» **WORK TO BE COMPLETED**:
Exact copy, no pictures: every line from the one that contains "Parse this screenshot: output" through the end of the data below, and nothing else.

» **EXTRACTED MATERIAL**:
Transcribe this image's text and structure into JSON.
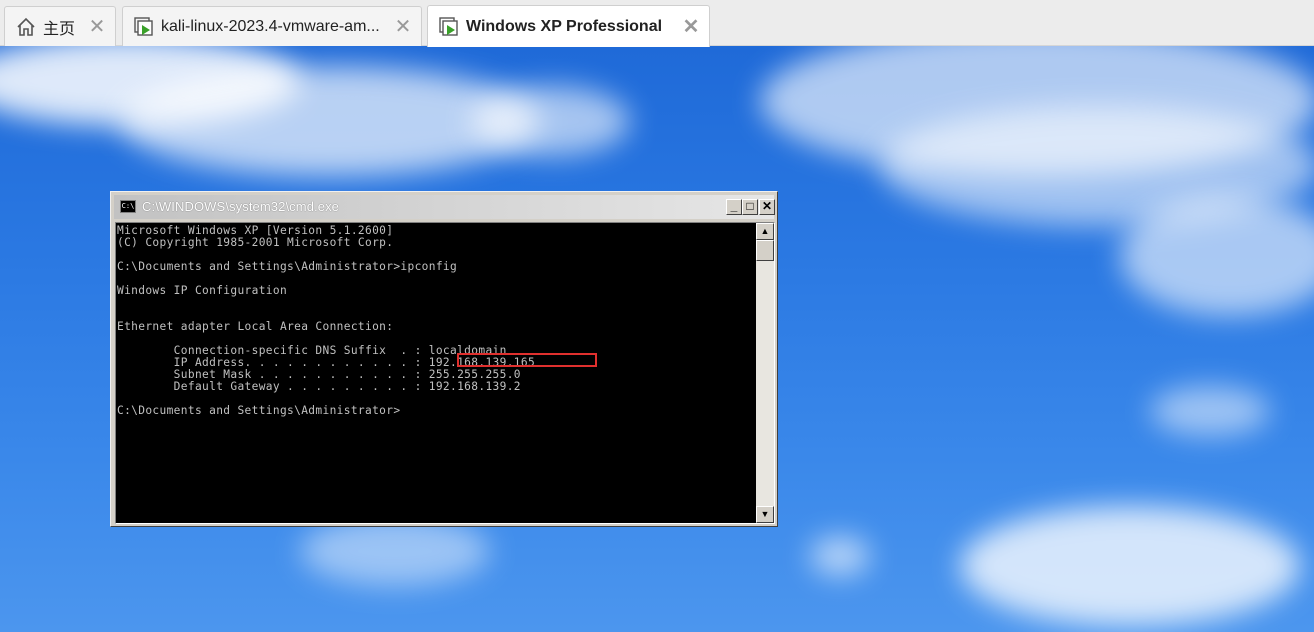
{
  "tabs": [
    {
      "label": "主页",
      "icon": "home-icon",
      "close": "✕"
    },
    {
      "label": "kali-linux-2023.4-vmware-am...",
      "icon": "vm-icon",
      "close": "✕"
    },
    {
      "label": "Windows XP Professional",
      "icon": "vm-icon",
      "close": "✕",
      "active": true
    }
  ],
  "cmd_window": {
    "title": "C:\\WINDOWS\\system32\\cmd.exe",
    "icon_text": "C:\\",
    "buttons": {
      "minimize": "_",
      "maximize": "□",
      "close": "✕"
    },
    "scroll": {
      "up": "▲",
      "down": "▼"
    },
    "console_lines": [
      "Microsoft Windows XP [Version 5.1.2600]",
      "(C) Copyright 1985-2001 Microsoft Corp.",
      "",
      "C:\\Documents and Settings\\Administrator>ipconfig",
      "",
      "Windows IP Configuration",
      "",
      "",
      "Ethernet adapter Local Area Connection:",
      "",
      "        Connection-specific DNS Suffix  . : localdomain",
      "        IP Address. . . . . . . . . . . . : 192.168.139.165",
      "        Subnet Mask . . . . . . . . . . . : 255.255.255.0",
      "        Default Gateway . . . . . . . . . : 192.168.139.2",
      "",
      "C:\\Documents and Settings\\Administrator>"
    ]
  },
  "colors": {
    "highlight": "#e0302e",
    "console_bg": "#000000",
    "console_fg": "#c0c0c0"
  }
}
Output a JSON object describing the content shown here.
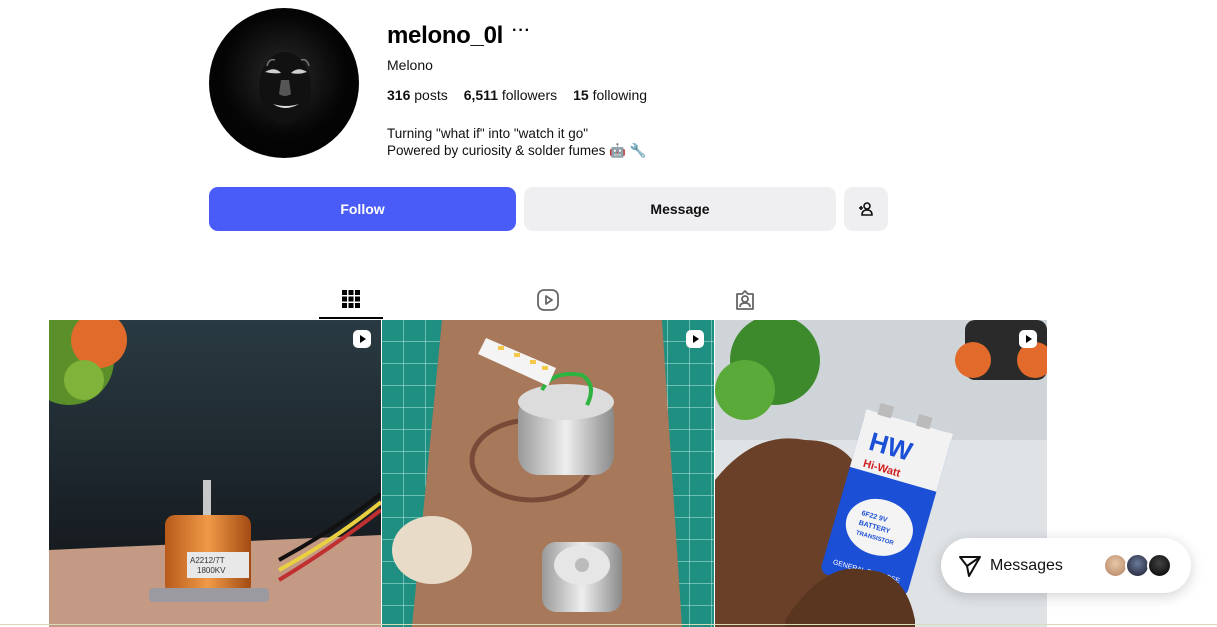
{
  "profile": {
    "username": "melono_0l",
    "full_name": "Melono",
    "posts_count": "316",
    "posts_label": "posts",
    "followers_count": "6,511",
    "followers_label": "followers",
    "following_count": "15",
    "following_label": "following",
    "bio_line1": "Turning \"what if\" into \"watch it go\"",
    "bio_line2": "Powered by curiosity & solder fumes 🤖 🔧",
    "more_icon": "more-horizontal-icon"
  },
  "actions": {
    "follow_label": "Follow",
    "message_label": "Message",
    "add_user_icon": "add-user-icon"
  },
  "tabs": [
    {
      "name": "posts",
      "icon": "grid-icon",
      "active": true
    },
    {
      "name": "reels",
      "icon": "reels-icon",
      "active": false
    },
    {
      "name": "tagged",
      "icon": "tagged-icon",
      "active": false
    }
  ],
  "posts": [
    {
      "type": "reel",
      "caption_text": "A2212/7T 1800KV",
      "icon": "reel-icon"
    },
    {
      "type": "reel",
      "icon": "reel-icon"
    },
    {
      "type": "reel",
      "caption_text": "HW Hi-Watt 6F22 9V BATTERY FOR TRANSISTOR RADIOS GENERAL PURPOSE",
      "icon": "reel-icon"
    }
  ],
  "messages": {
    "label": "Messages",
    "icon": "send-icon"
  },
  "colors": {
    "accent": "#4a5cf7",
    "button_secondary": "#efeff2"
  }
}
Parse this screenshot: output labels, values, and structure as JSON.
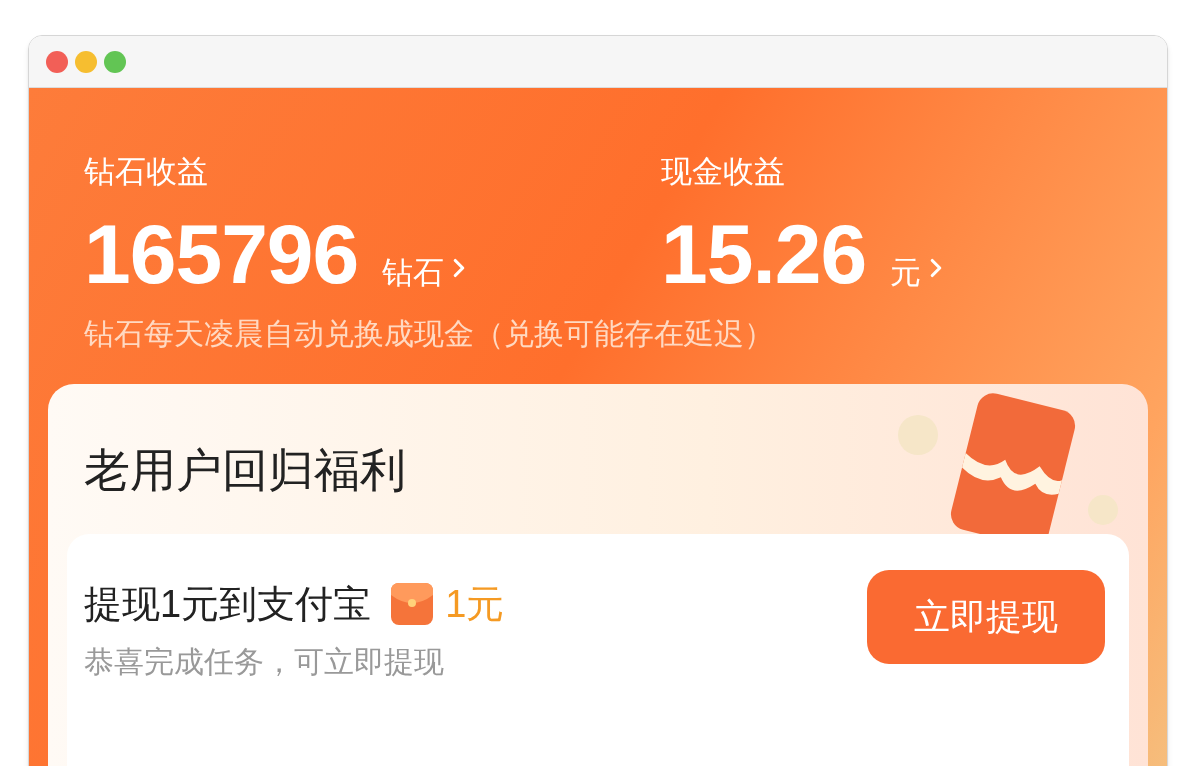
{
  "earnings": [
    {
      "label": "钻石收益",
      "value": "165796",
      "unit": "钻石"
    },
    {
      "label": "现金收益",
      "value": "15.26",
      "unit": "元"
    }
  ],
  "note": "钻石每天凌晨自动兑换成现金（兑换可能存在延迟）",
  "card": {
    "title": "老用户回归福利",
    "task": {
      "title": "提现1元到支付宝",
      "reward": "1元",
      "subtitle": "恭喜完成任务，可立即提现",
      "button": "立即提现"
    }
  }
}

» **SOLUTION FOR THIS PROBLEM**:
Parse this screenshot: output labels, values, and structure as JSON.
{
  "earnings": [
    {
      "label": "钻石收益",
      "value": "165796",
      "unit": "钻石"
    },
    {
      "label": "现金收益",
      "value": "15.26",
      "unit": "元"
    }
  ],
  "note": "钻石每天凌晨自动兑换成现金（兑换可能存在延迟）",
  "card": {
    "title": "老用户回归福利",
    "task": {
      "title": "提现1元到支付宝",
      "reward": "1元",
      "subtitle": "恭喜完成任务，可立即提现",
      "button": "立即提现"
    }
  }
}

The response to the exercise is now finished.